ACTIVITY.
Where in the records does the word "Linked" occur? Copy each line in which it does.

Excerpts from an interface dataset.
* * *
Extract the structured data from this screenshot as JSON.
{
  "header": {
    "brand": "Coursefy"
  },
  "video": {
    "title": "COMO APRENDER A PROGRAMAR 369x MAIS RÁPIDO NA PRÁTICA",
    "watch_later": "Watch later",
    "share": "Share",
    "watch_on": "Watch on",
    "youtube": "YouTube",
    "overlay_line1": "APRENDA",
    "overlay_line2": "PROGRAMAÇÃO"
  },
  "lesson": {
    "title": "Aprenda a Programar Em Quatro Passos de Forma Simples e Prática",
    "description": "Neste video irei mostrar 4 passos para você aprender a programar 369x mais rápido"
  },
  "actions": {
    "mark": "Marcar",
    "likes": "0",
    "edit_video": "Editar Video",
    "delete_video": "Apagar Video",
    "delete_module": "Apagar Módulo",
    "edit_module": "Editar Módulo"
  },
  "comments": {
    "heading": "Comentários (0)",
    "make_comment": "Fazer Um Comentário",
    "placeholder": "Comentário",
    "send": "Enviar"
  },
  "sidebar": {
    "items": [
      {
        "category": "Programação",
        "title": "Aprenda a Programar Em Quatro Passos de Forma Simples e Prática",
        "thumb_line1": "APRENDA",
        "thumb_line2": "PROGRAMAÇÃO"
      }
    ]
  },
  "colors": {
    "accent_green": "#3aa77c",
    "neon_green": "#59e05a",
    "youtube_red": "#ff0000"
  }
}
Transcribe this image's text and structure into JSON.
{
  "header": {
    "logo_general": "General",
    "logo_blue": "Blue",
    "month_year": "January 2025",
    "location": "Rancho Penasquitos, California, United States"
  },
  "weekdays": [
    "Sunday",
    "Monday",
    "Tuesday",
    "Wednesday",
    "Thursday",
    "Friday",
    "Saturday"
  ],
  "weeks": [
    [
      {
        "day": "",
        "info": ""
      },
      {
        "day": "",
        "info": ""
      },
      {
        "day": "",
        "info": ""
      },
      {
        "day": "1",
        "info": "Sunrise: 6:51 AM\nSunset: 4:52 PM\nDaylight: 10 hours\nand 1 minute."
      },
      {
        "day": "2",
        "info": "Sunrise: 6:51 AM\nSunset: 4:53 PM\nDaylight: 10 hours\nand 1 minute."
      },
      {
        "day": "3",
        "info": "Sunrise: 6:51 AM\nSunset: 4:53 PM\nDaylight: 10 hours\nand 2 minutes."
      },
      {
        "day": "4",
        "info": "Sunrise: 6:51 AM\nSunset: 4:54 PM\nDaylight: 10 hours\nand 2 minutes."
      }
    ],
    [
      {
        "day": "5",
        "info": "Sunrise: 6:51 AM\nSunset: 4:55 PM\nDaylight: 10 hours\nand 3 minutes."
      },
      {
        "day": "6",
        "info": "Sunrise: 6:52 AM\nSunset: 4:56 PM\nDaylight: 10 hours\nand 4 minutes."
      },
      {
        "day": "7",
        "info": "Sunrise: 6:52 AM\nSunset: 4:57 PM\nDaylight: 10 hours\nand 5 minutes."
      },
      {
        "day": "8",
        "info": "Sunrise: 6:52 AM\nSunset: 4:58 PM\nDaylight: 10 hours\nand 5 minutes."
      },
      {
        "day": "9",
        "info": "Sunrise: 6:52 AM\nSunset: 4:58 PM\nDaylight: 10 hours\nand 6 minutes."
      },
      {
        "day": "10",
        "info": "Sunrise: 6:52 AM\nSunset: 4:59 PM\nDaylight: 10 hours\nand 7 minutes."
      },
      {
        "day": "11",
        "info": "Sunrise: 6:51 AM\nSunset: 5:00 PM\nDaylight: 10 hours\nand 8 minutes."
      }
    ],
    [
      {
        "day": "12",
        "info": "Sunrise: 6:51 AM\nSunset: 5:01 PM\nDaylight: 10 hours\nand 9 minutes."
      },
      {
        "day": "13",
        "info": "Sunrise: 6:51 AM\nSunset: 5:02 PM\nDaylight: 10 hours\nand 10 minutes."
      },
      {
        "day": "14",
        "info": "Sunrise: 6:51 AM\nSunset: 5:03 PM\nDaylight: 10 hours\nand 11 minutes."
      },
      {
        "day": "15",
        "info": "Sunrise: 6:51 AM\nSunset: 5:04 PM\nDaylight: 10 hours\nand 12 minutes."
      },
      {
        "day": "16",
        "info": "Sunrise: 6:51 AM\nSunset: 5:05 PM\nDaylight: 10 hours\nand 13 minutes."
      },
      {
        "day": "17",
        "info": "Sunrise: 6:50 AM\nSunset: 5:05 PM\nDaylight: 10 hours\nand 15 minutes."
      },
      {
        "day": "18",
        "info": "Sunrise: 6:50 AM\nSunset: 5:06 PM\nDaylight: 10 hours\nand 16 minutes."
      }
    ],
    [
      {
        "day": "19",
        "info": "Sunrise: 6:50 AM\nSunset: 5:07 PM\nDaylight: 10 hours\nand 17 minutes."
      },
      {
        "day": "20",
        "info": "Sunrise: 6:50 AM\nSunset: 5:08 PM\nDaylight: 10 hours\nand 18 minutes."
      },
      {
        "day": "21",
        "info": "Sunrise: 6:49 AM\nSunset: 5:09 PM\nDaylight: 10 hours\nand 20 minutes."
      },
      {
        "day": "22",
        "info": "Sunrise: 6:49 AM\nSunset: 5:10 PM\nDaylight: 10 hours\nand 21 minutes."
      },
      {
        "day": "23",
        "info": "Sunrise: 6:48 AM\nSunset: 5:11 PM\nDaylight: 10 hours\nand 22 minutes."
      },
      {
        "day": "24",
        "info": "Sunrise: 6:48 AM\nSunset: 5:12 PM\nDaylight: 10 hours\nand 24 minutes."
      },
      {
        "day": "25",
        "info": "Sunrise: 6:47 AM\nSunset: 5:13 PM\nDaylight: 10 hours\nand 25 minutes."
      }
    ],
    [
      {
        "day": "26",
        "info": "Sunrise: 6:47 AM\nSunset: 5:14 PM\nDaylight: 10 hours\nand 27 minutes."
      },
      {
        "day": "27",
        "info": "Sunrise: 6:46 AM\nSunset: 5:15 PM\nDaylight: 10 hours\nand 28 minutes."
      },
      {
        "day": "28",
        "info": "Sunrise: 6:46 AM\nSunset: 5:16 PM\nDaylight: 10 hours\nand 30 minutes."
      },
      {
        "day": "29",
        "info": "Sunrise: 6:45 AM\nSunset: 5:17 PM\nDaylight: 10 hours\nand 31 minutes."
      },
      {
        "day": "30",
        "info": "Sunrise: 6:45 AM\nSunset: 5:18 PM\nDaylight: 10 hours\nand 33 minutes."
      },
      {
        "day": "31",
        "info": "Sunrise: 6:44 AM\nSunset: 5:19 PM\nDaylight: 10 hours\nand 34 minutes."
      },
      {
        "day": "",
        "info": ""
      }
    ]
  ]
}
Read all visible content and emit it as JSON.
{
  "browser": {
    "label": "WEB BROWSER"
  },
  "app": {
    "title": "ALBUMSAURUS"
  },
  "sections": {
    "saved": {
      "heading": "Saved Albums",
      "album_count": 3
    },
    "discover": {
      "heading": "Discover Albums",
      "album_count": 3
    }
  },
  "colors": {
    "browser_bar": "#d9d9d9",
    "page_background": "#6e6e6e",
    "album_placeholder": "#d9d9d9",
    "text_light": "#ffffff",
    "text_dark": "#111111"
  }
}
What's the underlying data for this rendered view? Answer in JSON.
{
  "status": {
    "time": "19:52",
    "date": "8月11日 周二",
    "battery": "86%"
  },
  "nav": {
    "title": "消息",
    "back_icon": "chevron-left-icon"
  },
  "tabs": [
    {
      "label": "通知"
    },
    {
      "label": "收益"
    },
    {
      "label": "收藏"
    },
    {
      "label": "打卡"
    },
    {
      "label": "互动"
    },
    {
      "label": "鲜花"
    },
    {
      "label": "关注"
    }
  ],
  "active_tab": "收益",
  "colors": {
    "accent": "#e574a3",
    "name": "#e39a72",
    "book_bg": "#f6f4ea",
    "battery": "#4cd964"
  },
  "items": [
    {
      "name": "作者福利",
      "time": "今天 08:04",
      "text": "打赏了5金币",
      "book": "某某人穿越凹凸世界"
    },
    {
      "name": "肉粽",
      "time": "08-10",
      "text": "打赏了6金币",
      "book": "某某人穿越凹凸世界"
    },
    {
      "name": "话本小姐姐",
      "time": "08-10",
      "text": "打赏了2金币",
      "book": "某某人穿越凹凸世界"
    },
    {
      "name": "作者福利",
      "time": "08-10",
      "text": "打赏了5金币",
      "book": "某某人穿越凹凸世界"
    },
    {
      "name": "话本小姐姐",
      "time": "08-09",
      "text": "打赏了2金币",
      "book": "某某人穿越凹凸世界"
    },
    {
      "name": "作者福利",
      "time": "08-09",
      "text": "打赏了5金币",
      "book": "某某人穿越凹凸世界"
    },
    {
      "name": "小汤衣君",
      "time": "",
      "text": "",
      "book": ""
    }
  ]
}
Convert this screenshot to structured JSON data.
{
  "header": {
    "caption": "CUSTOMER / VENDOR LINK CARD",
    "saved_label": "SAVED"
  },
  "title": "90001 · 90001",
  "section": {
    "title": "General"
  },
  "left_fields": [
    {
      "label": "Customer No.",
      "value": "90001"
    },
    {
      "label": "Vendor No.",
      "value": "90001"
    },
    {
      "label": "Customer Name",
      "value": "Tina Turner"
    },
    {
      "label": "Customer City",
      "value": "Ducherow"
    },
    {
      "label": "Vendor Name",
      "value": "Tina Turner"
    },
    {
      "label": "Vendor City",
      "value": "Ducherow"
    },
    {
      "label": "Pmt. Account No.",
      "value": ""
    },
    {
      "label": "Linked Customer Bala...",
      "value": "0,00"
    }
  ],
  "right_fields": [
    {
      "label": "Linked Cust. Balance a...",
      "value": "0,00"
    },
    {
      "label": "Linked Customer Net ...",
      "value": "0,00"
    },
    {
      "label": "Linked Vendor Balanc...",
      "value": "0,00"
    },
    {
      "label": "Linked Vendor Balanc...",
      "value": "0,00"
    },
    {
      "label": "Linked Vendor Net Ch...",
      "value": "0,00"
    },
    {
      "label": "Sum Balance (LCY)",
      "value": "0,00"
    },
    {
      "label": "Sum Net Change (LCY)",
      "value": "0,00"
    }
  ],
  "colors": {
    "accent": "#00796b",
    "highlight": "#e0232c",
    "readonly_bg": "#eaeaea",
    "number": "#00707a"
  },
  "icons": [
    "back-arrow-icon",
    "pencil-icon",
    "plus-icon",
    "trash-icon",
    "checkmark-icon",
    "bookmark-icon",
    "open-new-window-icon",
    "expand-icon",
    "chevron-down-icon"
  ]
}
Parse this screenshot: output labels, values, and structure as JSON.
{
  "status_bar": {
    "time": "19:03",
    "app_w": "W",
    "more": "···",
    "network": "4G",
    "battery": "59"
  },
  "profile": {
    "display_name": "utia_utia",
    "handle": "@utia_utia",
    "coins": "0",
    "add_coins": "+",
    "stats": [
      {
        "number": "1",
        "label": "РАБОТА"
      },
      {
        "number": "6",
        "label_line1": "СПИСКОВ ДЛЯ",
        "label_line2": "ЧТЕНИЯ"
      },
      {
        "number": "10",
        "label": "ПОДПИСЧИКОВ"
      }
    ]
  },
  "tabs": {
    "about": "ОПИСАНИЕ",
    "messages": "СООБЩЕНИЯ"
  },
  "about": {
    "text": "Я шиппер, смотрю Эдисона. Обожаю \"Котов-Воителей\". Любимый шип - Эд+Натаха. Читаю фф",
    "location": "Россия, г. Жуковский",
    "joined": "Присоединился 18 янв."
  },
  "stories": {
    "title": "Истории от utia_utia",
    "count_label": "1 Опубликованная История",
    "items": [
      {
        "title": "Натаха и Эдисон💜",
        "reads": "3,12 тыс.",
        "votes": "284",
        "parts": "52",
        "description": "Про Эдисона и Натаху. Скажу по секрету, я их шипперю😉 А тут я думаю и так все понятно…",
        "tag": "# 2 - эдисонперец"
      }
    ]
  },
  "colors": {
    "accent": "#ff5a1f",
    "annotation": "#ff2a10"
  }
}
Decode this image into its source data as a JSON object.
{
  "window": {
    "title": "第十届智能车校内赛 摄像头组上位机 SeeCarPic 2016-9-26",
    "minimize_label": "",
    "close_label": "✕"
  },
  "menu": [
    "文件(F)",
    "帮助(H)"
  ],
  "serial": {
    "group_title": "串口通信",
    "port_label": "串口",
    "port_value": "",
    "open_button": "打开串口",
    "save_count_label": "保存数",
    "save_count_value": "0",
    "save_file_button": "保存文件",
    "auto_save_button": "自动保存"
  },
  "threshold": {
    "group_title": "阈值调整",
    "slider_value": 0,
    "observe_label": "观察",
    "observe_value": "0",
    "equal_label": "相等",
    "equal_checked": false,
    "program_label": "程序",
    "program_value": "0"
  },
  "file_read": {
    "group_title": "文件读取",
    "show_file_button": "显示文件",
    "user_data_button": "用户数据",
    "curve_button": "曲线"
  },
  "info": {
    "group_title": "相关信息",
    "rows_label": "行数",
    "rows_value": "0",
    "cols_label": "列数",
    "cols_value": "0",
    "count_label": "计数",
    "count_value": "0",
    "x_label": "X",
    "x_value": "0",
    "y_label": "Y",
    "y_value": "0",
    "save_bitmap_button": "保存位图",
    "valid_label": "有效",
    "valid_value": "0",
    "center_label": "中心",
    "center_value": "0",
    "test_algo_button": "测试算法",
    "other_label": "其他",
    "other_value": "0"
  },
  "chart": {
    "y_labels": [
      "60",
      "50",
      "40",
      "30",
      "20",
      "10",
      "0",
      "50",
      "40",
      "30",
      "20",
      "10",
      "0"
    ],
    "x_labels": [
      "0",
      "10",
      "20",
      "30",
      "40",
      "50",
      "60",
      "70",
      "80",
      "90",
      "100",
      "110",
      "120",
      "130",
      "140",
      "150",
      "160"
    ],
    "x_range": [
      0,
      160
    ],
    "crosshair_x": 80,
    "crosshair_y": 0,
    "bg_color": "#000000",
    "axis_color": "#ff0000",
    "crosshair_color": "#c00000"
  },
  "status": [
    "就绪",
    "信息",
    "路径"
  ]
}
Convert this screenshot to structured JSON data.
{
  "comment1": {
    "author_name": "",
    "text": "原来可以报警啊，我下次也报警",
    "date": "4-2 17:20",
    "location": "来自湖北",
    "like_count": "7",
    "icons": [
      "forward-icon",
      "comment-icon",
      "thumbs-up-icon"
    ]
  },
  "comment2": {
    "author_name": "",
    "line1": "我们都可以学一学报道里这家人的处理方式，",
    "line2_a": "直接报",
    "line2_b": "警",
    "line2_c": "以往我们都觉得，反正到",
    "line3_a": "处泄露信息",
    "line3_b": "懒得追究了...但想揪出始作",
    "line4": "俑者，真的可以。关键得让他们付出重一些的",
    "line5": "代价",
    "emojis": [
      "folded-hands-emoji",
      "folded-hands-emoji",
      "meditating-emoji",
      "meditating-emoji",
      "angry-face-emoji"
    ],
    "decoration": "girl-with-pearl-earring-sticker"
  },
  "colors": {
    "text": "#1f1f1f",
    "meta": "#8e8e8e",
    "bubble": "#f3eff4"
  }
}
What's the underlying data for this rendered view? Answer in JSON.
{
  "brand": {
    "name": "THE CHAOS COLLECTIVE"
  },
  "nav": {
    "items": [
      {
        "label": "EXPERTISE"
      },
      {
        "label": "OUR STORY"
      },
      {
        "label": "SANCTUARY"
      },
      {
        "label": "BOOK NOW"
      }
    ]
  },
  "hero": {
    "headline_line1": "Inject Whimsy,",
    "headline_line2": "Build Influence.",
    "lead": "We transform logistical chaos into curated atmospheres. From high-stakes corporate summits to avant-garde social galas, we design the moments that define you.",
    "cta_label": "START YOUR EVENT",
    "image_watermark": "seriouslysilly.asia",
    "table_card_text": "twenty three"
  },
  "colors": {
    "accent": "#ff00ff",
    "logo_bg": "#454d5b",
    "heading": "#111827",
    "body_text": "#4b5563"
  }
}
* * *
TASK RESPONSE.
      "label": "Linked Customer Bala...",
      "label": "Linked Cust. Balance a...",
      "label": "Linked Customer Net ...",
      "label": "Linked Vendor Balanc...",
      "label": "Linked Vendor Balanc...",
      "label": "Linked Vendor Net Ch...",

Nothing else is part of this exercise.